Much of the text has the whiff of the working studio, with basic advice about the process from the initial blocking of forms, an intuitive and relatively abstract exercise, to measuring. “Once the block is complete,” she writes, “the artist can begin to undergird this subjective rendering with the structure of objectivity through the process of measuring.” Aristides is careful to assure readers that the apparently mechanical methods of measuring—she cites three common kinds, comparative, sight-size and relational—are not designed to produce rigidly correct drawings. The goal is to avoid “unintentional proportional errors.” Measuring does not guarantee some sort of metaphysical harmony. It’s an artist’s tool, training the eye “to ensure that the only distortions in a drawing” are those the maker “deliberately created.” A century ago, this point would have been unnecessary to make, but it is worth articulating. Whenever styles or skills are revived, a new self-consciousness becomes part of the way the legacy is framed for a new audience.
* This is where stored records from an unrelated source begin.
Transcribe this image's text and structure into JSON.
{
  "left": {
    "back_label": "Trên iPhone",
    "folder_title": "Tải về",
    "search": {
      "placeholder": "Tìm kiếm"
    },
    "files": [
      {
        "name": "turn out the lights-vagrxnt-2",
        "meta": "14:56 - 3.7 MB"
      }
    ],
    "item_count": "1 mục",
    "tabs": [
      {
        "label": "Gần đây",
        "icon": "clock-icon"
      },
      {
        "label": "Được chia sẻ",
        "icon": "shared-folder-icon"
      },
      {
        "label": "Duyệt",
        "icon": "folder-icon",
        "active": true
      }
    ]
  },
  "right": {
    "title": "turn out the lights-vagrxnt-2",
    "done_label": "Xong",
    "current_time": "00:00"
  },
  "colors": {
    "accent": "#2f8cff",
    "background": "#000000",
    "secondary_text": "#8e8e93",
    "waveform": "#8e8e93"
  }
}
Aristides is not completely uncritical of contemporary realism, although she participates in the broad representational-renaissance movement. Her tone is gentle, but there is an implicit caution in some of her observations: “In order to regain some of the language of picture making achieved by past masters, we have to strike a balance between the desire to achieve a breathtaking realism and the willingness to subordinate single objects into larger abstract patterns for the sake of the whole image.”
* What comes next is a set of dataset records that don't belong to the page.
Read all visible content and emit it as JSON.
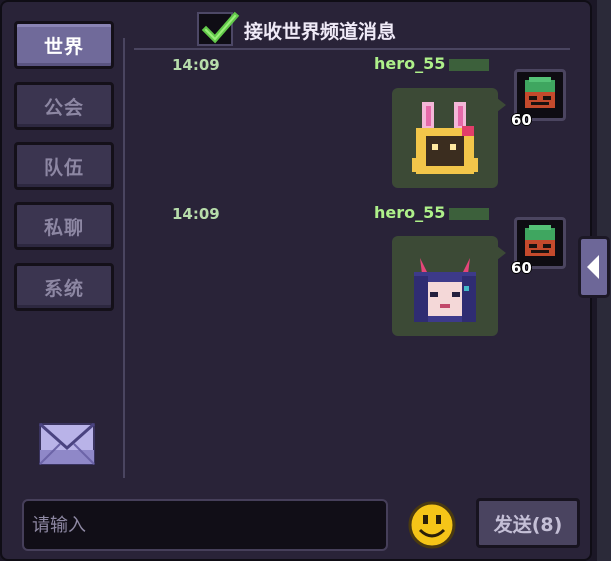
{
  "sidebar": {
    "tabs": [
      {
        "label": "世界",
        "active": true
      },
      {
        "label": "公会",
        "active": false
      },
      {
        "label": "队伍",
        "active": false
      },
      {
        "label": "私聊",
        "active": false
      },
      {
        "label": "系统",
        "active": false
      }
    ]
  },
  "header": {
    "receive_world_channel_label": "接收世界频道消息",
    "checked": true
  },
  "messages": [
    {
      "time": "14:09",
      "sender": "hero_55",
      "level": "60",
      "sticker": "bunny-hood-character"
    },
    {
      "time": "14:09",
      "sender": "hero_55",
      "level": "60",
      "sticker": "demon-horn-girl"
    }
  ],
  "input": {
    "placeholder": "请输入",
    "value": ""
  },
  "send_button": {
    "label": "发送(8)"
  },
  "colors": {
    "accent": "#706a9a",
    "sender_name": "#aef08a",
    "bubble": "#3c4a36"
  }
}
The text of Classical Drawing Atelier—a mix of basic principles, practical atelier tips and arts scene commentary—could be encompassed in a paperback manual. But this book becomes truly persuasive through the beauty of its illustrations. The most compelling of these are by masters from the Renaissance through the nineteenth century; cast copies and figure studies from Beaux-Arts ateliers are obviously still part of that continuous tradition. Yet some of the contemporary work goes beyond well-intentioned effort. Jacob Collins, Michael Hoppe, Randolph Melick, Michael Grimaldi and Ellen Eagle all look strong, and Steven Assael’s Ulysses—with its haunting blue and taupe coloring over graphite—is the real thing. Ranking the effectiveness of these images tells us something about where we’ve been and how far we have to go.
American Arts Quarterly, Fall 2007, Volume 24, Number 4